A total of 5,500 buy-to-let loans were taken out in the month, banking industry group UK Finance said, down from 6,800 a year ago.
So far this year 16,300 properties have been bought with a buy-to-let mortgage, down 11pc on the 18,400 purchased in the opening three months of 2017.
“With tax changes, as well as rising interest rates, set to erode landlords’ returns over the next few years, it seems increasingly unlikely that buy-to-let will recover anytime soon,” said Hansen Lu at Capital Economics.
Those include an extra 3pc stamp duty charge on second-home owners as well as a reduction in tax deductibility of interest payments, and extra affordability checks on landlords.
High prices are also holding back demand in some areas.
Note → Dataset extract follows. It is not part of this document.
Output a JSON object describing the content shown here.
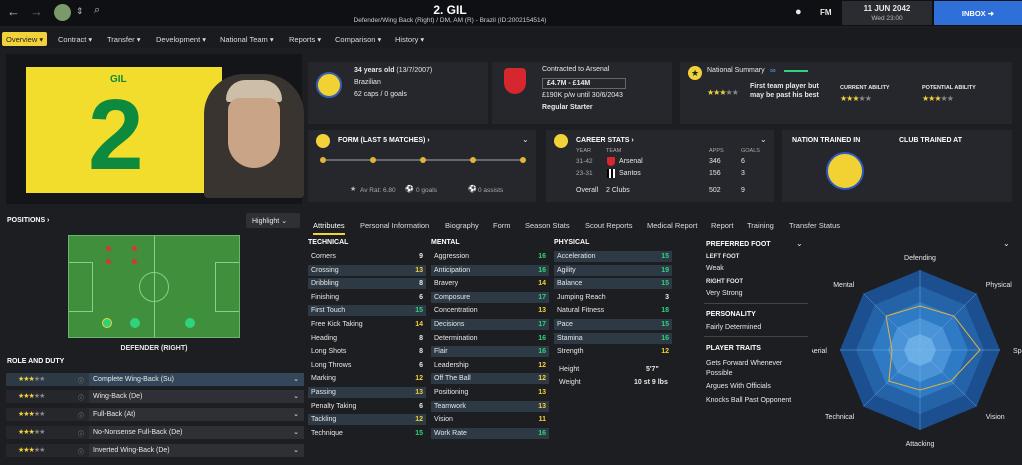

“Many investors, both from the UK and overseas, are holding back from investing in London at present. Property prices are just too high and this, coupled with the stamp duty surcharge for second home purchases, means London is not a viable buy-to-let opportunity, particularly when it comes to new build,” said James Cameron at property management company Vesper Homes.
“This doesn’t necessarily mean landlords are choosing not to invest at all, however. We have seen a shift in interest from London to cities such as Manchester where there is great value to be had, lower entry points and the ability to get a decent yield, even with the tax changes.”
The number of home-movers fell by a more modest 8pc to 28,400 in March, and was down only 0.5pc in the first quarter as a whole, compared with the first three months of 2017.
By contrast the number of first-time buyers in March was down 2pc on the year, while over the first quarter volumes increased by 2pc.
After years of surging prices, a recent pause in the market – particularly in London – has helped affordability.
First-time buyers borrowed an average of 3.6-times their income in March, a level which has barely changed over the past 11 months, and which is down a touch from 3.64-times in November.
Repayments have also slid a touch to 17pc of first-time buyers’ income, from 17.5pc in August 2017 aided by low interest rates which have kept a lid on costs.
Remortgaging levels have dipped in recent months after a frenzy in the months before and shortly after the Bank of England’s move to raise its base rate from 0.25pc to 0.5pc in November.
UK Finance found 32,400 homeowners remortgaged in March, down from 36,800 a year earlier and a recent peak of 49,900 in January.